*** Opening Supplied entries ***

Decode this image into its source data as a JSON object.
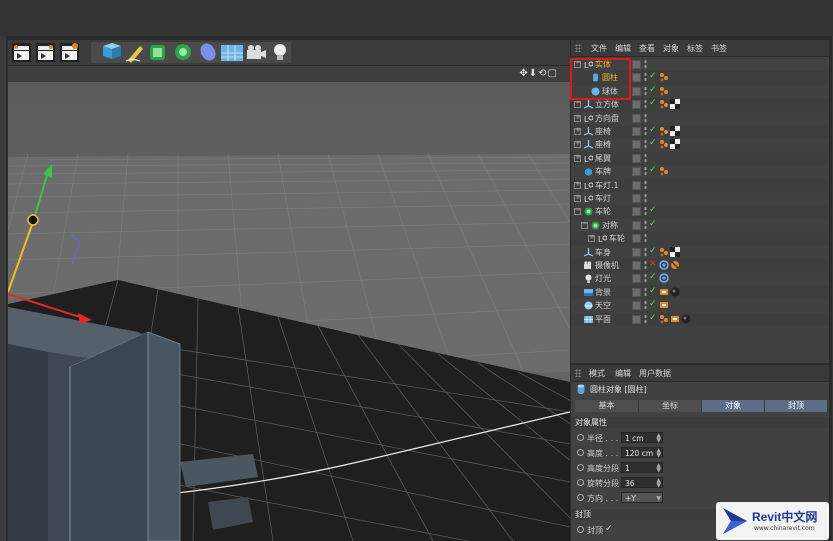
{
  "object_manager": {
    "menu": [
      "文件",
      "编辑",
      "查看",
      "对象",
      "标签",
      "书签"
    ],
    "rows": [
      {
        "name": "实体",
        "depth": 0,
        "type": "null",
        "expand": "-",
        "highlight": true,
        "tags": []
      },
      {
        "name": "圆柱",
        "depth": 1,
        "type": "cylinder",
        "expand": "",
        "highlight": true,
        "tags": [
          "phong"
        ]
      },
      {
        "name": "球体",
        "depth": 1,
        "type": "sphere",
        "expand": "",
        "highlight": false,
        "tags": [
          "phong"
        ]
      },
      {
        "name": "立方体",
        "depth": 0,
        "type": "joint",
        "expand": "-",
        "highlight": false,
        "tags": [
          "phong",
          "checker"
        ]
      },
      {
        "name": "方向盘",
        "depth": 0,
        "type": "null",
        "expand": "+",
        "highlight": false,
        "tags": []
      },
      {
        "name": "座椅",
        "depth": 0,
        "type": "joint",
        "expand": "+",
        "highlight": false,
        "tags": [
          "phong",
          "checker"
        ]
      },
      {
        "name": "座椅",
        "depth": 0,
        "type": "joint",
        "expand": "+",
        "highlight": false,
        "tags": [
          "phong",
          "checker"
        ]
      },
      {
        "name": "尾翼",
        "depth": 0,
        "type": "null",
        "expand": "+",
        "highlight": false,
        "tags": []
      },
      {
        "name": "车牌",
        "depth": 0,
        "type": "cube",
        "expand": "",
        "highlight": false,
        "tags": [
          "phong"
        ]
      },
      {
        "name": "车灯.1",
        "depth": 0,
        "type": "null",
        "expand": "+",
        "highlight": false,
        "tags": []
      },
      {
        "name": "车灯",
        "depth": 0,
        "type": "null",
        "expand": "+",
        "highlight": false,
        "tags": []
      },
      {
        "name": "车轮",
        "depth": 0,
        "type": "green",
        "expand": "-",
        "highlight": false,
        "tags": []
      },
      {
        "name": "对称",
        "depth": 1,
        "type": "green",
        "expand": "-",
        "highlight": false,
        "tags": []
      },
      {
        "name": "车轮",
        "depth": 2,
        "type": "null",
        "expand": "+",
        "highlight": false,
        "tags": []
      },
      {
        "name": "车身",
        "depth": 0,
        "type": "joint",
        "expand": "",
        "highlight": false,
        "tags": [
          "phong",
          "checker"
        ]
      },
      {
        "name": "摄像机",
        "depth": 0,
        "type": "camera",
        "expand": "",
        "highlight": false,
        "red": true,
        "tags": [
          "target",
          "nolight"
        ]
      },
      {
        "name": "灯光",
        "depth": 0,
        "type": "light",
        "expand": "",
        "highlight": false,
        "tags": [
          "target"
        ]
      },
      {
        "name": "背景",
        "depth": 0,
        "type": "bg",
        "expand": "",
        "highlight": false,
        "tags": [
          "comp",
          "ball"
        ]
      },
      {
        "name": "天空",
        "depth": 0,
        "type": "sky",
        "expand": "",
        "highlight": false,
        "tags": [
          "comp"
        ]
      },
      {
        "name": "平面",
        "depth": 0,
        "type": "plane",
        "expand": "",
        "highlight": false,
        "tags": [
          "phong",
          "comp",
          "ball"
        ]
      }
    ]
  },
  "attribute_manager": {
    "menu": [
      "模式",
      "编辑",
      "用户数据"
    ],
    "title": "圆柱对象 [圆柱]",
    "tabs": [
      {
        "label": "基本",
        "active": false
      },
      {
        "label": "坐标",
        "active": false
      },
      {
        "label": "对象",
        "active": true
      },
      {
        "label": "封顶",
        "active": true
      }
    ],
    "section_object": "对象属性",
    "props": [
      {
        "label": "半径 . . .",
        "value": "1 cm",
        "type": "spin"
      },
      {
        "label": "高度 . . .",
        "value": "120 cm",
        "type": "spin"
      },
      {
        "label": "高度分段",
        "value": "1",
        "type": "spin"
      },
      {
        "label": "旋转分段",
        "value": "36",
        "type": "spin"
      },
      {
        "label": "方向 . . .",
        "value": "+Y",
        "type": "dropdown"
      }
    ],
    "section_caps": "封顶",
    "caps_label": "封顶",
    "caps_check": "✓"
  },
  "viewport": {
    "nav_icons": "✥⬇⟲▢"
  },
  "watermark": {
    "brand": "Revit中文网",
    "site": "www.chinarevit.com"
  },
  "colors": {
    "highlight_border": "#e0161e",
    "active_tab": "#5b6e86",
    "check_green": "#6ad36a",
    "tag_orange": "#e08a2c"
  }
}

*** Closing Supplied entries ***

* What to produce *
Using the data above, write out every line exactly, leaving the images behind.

* The answer *
Decode this image into its source data as a JSON object.
{
  "object_manager": {
    "menu": [
      "文件",
      "编辑",
      "查看",
      "对象",
      "标签",
      "书签"
    ],
    "rows": [
      {
        "name": "实体",
        "depth": 0,
        "type": "null",
        "expand": "-",
        "highlight": true,
        "tags": []
      },
      {
        "name": "圆柱",
        "depth": 1,
        "type": "cylinder",
        "expand": "",
        "highlight": true,
        "tags": [
          "phong"
        ]
      },
      {
        "name": "球体",
        "depth": 1,
        "type": "sphere",
        "expand": "",
        "highlight": false,
        "tags": [
          "phong"
        ]
      },
      {
        "name": "立方体",
        "depth": 0,
        "type": "joint",
        "expand": "-",
        "highlight": false,
        "tags": [
          "phong",
          "checker"
        ]
      },
      {
        "name": "方向盘",
        "depth": 0,
        "type": "null",
        "expand": "+",
        "highlight": false,
        "tags": []
      },
      {
        "name": "座椅",
        "depth": 0,
        "type": "joint",
        "expand": "+",
        "highlight": false,
        "tags": [
          "phong",
          "checker"
        ]
      },
      {
        "name": "座椅",
        "depth": 0,
        "type": "joint",
        "expand": "+",
        "highlight": false,
        "tags": [
          "phong",
          "checker"
        ]
      },
      {
        "name": "尾翼",
        "depth": 0,
        "type": "null",
        "expand": "+",
        "highlight": false,
        "tags": []
      },
      {
        "name": "车牌",
        "depth": 0,
        "type": "cube",
        "expand": "",
        "highlight": false,
        "tags": [
          "phong"
        ]
      },
      {
        "name": "车灯.1",
        "depth": 0,
        "type": "null",
        "expand": "+",
        "highlight": false,
        "tags": []
      },
      {
        "name": "车灯",
        "depth": 0,
        "type": "null",
        "expand": "+",
        "highlight": false,
        "tags": []
      },
      {
        "name": "车轮",
        "depth": 0,
        "type": "green",
        "expand": "-",
        "highlight": false,
        "tags": []
      },
      {
        "name": "对称",
        "depth": 1,
        "type": "green",
        "expand": "-",
        "highlight": false,
        "tags": []
      },
      {
        "name": "车轮",
        "depth": 2,
        "type": "null",
        "expand": "+",
        "highlight": false,
        "tags": []
      },
      {
        "name": "车身",
        "depth": 0,
        "type": "joint",
        "expand": "",
        "highlight": false,
        "tags": [
          "phong",
          "checker"
        ]
      },
      {
        "name": "摄像机",
        "depth": 0,
        "type": "camera",
        "expand": "",
        "highlight": false,
        "red": true,
        "tags": [
          "target",
          "nolight"
        ]
      },
      {
        "name": "灯光",
        "depth": 0,
        "type": "light",
        "expand": "",
        "highlight": false,
        "tags": [
          "target"
        ]
      },
      {
        "name": "背景",
        "depth": 0,
        "type": "bg",
        "expand": "",
        "highlight": false,
        "tags": [
          "comp",
          "ball"
        ]
      },
      {
        "name": "天空",
        "depth": 0,
        "type": "sky",
        "expand": "",
        "highlight": false,
        "tags": [
          "comp"
        ]
      },
      {
        "name": "平面",
        "depth": 0,
        "type": "plane",
        "expand": "",
        "highlight": false,
        "tags": [
          "phong",
          "comp",
          "ball"
        ]
      }
    ]
  },
  "attribute_manager": {
    "menu": [
      "模式",
      "编辑",
      "用户数据"
    ],
    "title": "圆柱对象 [圆柱]",
    "tabs": [
      {
        "label": "基本",
        "active": false
      },
      {
        "label": "坐标",
        "active": false
      },
      {
        "label": "对象",
        "active": true
      },
      {
        "label": "封顶",
        "active": true
      }
    ],
    "section_object": "对象属性",
    "props": [
      {
        "label": "半径 . . .",
        "value": "1 cm",
        "type": "spin"
      },
      {
        "label": "高度 . . .",
        "value": "120 cm",
        "type": "spin"
      },
      {
        "label": "高度分段",
        "value": "1",
        "type": "spin"
      },
      {
        "label": "旋转分段",
        "value": "36",
        "type": "spin"
      },
      {
        "label": "方向 . . .",
        "value": "+Y",
        "type": "dropdown"
      }
    ],
    "section_caps": "封顶",
    "caps_label": "封顶",
    "caps_check": "✓"
  },
  "viewport": {
    "nav_icons": "✥⬇⟲▢"
  },
  "watermark": {
    "brand": "Revit中文网",
    "site": "www.chinarevit.com"
  },
  "colors": {
    "highlight_border": "#e0161e",
    "active_tab": "#5b6e86",
    "check_green": "#6ad36a",
    "tag_orange": "#e08a2c"
  }
}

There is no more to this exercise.